● **MATERIAL FOR THIS EXERCISE**:
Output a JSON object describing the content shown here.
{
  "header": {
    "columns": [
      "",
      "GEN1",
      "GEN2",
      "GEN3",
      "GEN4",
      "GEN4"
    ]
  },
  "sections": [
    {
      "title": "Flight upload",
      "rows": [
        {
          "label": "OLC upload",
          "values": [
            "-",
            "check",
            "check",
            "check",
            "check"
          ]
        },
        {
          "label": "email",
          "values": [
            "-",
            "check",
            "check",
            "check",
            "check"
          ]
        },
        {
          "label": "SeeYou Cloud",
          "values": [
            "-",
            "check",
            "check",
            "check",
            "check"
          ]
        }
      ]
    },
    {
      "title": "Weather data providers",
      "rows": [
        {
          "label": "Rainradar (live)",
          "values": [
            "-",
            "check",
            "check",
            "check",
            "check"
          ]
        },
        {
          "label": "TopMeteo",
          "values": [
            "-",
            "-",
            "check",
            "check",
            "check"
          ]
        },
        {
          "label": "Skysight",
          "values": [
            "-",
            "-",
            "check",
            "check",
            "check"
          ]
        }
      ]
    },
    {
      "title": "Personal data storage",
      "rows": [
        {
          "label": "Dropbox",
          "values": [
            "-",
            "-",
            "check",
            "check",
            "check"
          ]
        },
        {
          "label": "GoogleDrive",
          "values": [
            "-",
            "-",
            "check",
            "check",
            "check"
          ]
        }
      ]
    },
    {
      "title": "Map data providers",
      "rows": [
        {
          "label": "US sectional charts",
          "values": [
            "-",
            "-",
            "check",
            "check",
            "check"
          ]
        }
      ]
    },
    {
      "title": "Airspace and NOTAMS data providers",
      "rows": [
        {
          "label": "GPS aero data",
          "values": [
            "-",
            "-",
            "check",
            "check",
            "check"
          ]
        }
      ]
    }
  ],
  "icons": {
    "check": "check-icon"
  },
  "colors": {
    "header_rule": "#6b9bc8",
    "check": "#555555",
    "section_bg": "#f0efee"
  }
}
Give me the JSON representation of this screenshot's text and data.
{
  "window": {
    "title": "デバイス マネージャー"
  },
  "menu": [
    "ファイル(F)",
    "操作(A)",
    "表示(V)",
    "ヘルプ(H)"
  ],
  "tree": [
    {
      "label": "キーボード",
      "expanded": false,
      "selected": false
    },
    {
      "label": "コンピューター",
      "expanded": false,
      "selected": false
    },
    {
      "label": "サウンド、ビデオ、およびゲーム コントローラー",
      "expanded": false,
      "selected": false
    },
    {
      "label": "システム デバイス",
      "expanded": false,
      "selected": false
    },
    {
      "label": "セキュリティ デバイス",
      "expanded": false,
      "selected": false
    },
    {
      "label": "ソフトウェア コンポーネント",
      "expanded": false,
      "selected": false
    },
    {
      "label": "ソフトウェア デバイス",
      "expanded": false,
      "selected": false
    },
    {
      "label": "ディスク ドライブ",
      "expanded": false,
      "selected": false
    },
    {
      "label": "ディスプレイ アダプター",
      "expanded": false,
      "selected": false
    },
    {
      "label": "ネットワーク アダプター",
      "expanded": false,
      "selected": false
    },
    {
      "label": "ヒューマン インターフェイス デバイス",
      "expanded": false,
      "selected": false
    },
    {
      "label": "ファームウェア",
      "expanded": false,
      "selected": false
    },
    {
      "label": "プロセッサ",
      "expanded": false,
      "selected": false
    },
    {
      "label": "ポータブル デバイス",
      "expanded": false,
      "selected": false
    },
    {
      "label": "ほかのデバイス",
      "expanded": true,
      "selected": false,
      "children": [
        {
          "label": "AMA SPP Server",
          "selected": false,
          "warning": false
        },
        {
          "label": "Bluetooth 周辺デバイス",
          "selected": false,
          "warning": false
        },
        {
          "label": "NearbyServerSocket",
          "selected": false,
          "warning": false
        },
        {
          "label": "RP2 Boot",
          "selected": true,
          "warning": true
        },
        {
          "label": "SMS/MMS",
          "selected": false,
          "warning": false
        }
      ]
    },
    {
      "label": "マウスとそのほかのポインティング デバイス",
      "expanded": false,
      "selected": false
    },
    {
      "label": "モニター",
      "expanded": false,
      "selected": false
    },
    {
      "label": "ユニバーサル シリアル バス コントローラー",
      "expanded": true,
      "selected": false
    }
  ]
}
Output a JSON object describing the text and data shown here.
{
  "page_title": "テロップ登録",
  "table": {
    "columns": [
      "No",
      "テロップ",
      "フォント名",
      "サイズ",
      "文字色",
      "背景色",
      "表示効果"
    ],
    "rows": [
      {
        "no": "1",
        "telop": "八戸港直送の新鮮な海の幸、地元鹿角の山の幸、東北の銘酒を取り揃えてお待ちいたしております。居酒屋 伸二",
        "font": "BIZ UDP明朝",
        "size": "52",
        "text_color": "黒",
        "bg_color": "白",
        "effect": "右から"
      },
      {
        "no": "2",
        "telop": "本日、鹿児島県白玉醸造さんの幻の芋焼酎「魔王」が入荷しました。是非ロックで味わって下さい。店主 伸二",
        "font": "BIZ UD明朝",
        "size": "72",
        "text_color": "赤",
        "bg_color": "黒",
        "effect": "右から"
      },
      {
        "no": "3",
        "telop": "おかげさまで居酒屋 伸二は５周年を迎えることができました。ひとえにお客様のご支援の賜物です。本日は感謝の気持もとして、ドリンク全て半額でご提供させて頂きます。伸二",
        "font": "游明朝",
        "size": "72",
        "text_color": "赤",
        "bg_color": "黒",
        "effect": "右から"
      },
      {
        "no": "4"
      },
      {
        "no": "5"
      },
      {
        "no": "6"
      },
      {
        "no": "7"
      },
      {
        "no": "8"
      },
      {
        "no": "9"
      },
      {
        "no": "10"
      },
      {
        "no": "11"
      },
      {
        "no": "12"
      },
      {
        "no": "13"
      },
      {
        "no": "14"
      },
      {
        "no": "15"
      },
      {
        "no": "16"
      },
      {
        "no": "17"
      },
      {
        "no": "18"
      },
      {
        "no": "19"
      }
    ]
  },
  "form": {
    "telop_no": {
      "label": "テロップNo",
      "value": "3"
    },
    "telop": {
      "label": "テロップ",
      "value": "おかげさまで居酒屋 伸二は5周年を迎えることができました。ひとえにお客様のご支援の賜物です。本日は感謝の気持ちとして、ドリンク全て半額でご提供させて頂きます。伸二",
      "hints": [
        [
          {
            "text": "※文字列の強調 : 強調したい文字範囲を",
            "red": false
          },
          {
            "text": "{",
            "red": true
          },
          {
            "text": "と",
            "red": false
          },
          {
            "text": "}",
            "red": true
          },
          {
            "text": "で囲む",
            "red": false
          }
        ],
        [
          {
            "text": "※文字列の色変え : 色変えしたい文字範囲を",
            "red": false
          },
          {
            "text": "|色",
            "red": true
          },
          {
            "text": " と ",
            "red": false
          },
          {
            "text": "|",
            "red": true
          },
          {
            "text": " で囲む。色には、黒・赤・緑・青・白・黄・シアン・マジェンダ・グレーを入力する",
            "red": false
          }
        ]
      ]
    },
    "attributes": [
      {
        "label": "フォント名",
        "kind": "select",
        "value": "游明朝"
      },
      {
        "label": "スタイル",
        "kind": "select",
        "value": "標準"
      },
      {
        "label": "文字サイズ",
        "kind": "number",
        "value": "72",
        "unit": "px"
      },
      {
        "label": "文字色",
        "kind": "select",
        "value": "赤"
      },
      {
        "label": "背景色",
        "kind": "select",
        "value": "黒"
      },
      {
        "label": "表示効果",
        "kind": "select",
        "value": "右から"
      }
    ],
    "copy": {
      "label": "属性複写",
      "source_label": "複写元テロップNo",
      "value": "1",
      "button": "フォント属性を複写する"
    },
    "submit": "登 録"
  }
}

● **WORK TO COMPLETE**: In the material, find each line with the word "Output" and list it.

● **EXPECTED ANSWER**:
Output a JSON object describing the content shown here.
Output a JSON object describing the text and data shown here.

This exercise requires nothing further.